A review of the ARF Work Plan on Nonproliferation and Disarmament reveals that past efforts have focused almost exclusively on nuclear issues centered on nonproliferation and nuclear security. There is also a significant need to control the use and spread of sensitive biological, chemical, and radiological materials. ASEAN, given its role as the “driver” of the ARF, should consider expanding its Southeast Asia Nuclear Weapons Free Zone (SEANWFZ) into a WMD-free zone and/or a Reprocessing and Enrichment-Free Zone to further raise awareness of the threat posed by weapons of mass destruction and set high standards.

Most previous ARF workshops have focused on raising awareness. Future workshops should expand their agenda to include building capacity and provide practical activities such as exercises or pilot projects. The last ARF workshop was held in September 2015; no other workshops are scheduled. The following topics were discussed as potential ideas for future workshops: spent fuel management, including study on the feasibility and desirability of regional spent fuel storage or a regional fuel bank; handling and transportation of radioactive materials; regional response to a nuclear incident (including possible table top exercises); implementation of the Convention on the Physical Protection of Nuclear Materials 2005 Amendment; nuclear security culture; strategic trade control commodity identification training; a world Customs Organization workshop on Authorized Economic Operators; SEANWFZ Protocol for NWS; and a pilot project between NWS and NNWS on verification mechanisms for disarmament.

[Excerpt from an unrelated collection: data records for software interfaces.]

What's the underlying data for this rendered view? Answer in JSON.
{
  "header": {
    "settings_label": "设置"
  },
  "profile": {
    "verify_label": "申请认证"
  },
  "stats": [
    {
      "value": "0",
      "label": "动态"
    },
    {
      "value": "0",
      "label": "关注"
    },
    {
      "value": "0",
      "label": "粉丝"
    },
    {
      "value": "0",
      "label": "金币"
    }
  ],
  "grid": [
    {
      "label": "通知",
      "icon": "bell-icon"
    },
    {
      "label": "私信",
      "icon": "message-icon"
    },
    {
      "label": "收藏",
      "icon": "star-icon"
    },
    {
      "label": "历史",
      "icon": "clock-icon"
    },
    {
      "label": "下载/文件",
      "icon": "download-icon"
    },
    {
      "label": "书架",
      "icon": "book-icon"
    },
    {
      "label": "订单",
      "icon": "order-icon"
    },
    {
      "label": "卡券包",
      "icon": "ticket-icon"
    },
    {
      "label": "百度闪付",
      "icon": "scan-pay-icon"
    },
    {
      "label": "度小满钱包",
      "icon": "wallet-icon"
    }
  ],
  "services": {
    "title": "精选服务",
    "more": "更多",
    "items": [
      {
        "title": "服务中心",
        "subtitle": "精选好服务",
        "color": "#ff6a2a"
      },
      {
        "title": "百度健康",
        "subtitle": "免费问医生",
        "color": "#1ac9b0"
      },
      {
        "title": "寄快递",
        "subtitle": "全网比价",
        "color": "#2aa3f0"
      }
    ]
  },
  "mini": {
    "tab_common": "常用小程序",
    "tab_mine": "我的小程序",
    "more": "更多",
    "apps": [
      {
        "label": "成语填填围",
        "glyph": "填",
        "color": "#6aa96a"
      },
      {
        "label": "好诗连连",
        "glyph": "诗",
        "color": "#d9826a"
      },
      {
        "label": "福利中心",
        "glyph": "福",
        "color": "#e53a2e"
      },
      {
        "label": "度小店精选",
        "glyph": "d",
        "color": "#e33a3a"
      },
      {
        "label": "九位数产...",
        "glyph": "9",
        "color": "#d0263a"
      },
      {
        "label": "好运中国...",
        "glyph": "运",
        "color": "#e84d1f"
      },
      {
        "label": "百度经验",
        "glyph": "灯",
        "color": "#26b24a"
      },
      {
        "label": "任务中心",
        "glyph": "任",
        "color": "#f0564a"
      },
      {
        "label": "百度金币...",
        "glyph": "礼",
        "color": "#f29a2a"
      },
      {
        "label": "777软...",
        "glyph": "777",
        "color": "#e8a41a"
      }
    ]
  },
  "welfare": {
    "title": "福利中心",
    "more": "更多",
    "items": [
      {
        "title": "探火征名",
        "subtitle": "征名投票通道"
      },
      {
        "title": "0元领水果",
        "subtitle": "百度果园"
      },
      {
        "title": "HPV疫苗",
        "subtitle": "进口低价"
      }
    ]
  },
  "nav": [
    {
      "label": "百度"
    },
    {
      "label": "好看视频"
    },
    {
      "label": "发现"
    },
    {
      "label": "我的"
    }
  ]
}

Participants emphasized the necessity to continue working on institutionalizing nuclear governance in Asia, especially by improving coordination among the Nuclear Security Centers of Excellence, to avoid duplication of efforts and take advantage of economies of scale and comparative advantages of each center.

Regional coordination in the regulatory management of nuclear facilities is increasingly important in Asia. While ASEANTOM is an important first step in this area there remains a significant amount of work to improve this coordination process.

Disarmament education remains an important goal for helping to reconcile the compromise between disarmament and nonproliferation. It is important to understand their respective expectations and to find ways to bridge the gaps between these mutually dependent goals.

The humanitarian consequences initiative lost considerable momentum following its inability to influence the outcome of the 2015 NPT Review Conference. While many remain committed to its goals, the group has struggled with finding a common approach to persuading governments and the general public of the need for urgent action. The difficulty (perhaps even impossibility) of getting to zero should not deter efforts to move toward zero and a continued assessment of actions that undermine or support this goal.

CSCAP Memorandums covering nonproliferation, management of trade of strategic goods, UNSCR 1540, disarmament, and peaceful use of nuclear energy and the CSCAP Handbook on Preventing the Proliferation of Weapons of Mass Destruction in the Asia-Pacific provide specific recommendations and background information that could prove useful to ARF member states and others interested in nonproliferation and disarmament.

For more information, please contact CSCAP WMD Study Group co-chair Ralph Cossa. These findings reflect the view of the seminar chairmen; this is not a consensus document. A full summary of the workshop proceedings will be available upon request shortly.